By reconstructing Psittacosaurus, scientists discovered that its patterns and shading were just right to make it fade into the undergrowth of Cretaceous forests. [Image credit: University of Bristol, Image used with permission from the university]
“The images in this book are an artist’s interpretation. We will, of course, never know what colors these fantastic beasts truly were.”
A version of this statement can be found in many dinosaur books you pick up. It seemed logical at the time — how could we possibly know the color of an animal whose only remains were fossilized bones or imprints in hardened mud?
But today, even the Wikipedia pages on dinosaurs such as the four-winged Microraptor have sections on coloration. What was unimaginable just a few years ago is now understood well enough to appear in a basic internet search.
This month, British scientists revealed the color of another dinosaur, Psittacosaurus. Let’s take a minute for that to sink in. Not only have we definitively described the color of an animal that’s been dead for over 100 million years, but we are now doing this repeatedly. They even built a life-sized model of the little guy, an early relative of the three-horned favorite, Triceratops.
The first dinosaur to have its color portrait done was the small carnivore Sinosauropteryx, which had its tail colored in 2010. The raptor Anchiornis followed that same year, and Microraptor joined the gallery in 2012. In all these discoveries, scientists used modern, high-power microscopes to see details of pigment cells in exquisitely preserved fossils.
Contrast with this some stories from the infancy of paleontology.

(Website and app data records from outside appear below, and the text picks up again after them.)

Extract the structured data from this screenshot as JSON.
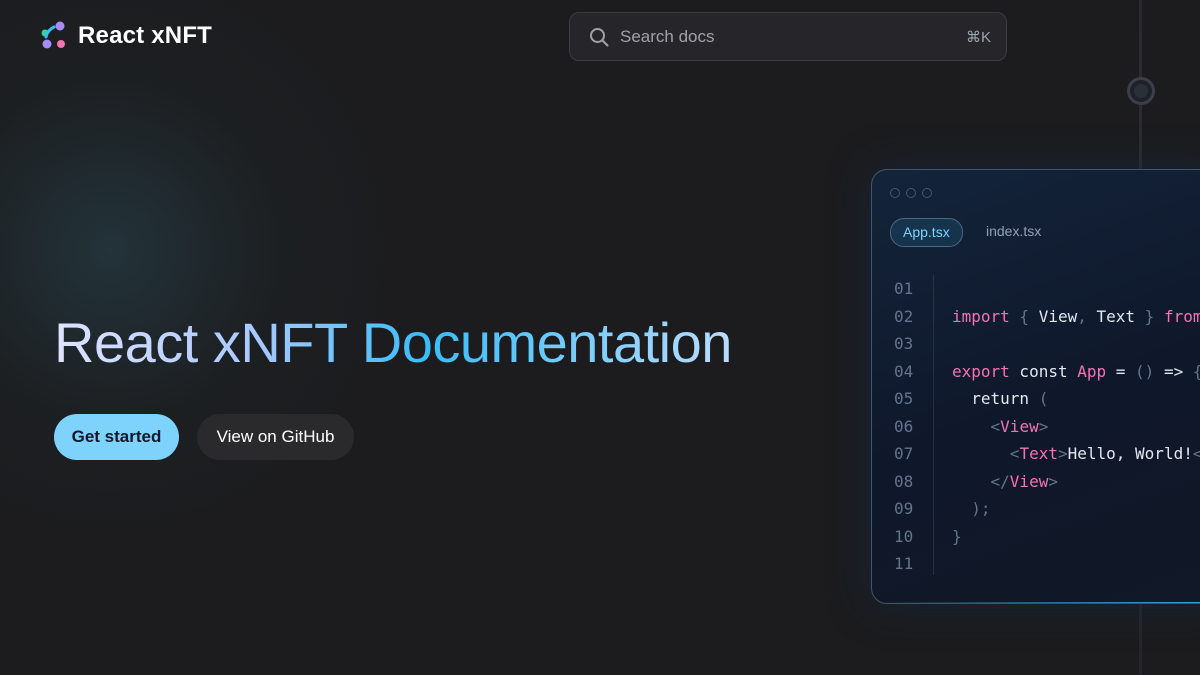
{
  "header": {
    "logo_text": "React xNFT",
    "logo_icon": "xnft-logo-icon"
  },
  "search": {
    "placeholder": "Search docs",
    "shortcut": "⌘K",
    "icon": "search-icon"
  },
  "hero": {
    "title": "React xNFT Documentation",
    "primary_button": "Get started",
    "secondary_button": "View on GitHub"
  },
  "code_window": {
    "tabs": [
      {
        "label": "App.tsx",
        "active": true
      },
      {
        "label": "index.tsx",
        "active": false
      }
    ],
    "line_numbers": [
      "01",
      "02",
      "03",
      "04",
      "05",
      "06",
      "07",
      "08",
      "09",
      "10",
      "11"
    ],
    "lines": [
      [],
      [
        [
          "kw",
          "import"
        ],
        [
          "pn",
          " { "
        ],
        [
          "tx",
          "View"
        ],
        [
          "pn",
          ", "
        ],
        [
          "tx",
          "Text"
        ],
        [
          "pn",
          " } "
        ],
        [
          "kw",
          "from"
        ]
      ],
      [],
      [
        [
          "kw",
          "export"
        ],
        [
          "tx",
          " const "
        ],
        [
          "kw",
          "App"
        ],
        [
          "tx",
          " = "
        ],
        [
          "pn",
          "()"
        ],
        [
          "tx",
          " => "
        ],
        [
          "pn",
          "{"
        ]
      ],
      [
        [
          "tx",
          "  return "
        ],
        [
          "pn",
          "("
        ]
      ],
      [
        [
          "pn",
          "    <"
        ],
        [
          "tg",
          "View"
        ],
        [
          "pn",
          ">"
        ]
      ],
      [
        [
          "pn",
          "      <"
        ],
        [
          "tg",
          "Text"
        ],
        [
          "pn",
          ">"
        ],
        [
          "tx",
          "Hello, World!"
        ],
        [
          "pn",
          "<"
        ]
      ],
      [
        [
          "pn",
          "    </"
        ],
        [
          "tg",
          "View"
        ],
        [
          "pn",
          ">"
        ]
      ],
      [
        [
          "pn",
          "  );"
        ]
      ],
      [
        [
          "pn",
          "}"
        ]
      ],
      []
    ]
  },
  "colors": {
    "background": "#1c1c1e",
    "accent": "#7dd3fc",
    "keyword": "#f472b6",
    "code_background": "#0f172a"
  }
}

In 1825, the English physician Gideon Mantell described the second known dinosaur, Iguanodon (the first was Megalosaurus). Since the good doctor had little of its kind to compare it with, Mantell’s analysis focused on the creature’s teeth, which he thought resembled those of an iguana. Continuing in that vein, Mantell described the creature as an enormous iguana walking on four legs, complete with spines on its back and a horn on its snout, just like some species of modern lizard.
We now know that Iguanadon actually looked very differently than Mantell thought. It was mostly bipedal, with spikes on its thumbs, instead of its nose, and a muscular tail held horizontal to the ground.
Today’s paleontologists have the benefit of nearly 200 additional years of development in biology, geology, and chemistry to aid them in their quest to understand the life that came before us. Advances in microscope technology are to thank for recent revelations on the colors of dinosaurs. In 2009, the scientists who uncovered the complexion of Sinosauropteryx used a modern electron scanning microscope to magnify stains they had found on pristine fossils of the dinosaur from northeastern China. They recognized that the tiny structures responsible for the stains were melanosomes, the parts of a cell that give it color. These weren’t stains acquired over millions of years while trapped in the rock, they were part of the dinosaur’s skin pattern. The finding made headlines shortly thereafter.
Very soon, I believe those traditional disclaimers will disappear from books. Instead we will see introductions like this: “The images in this book are based on scientific reconstructions. We now know what many of these colorful beasts truly looked like!”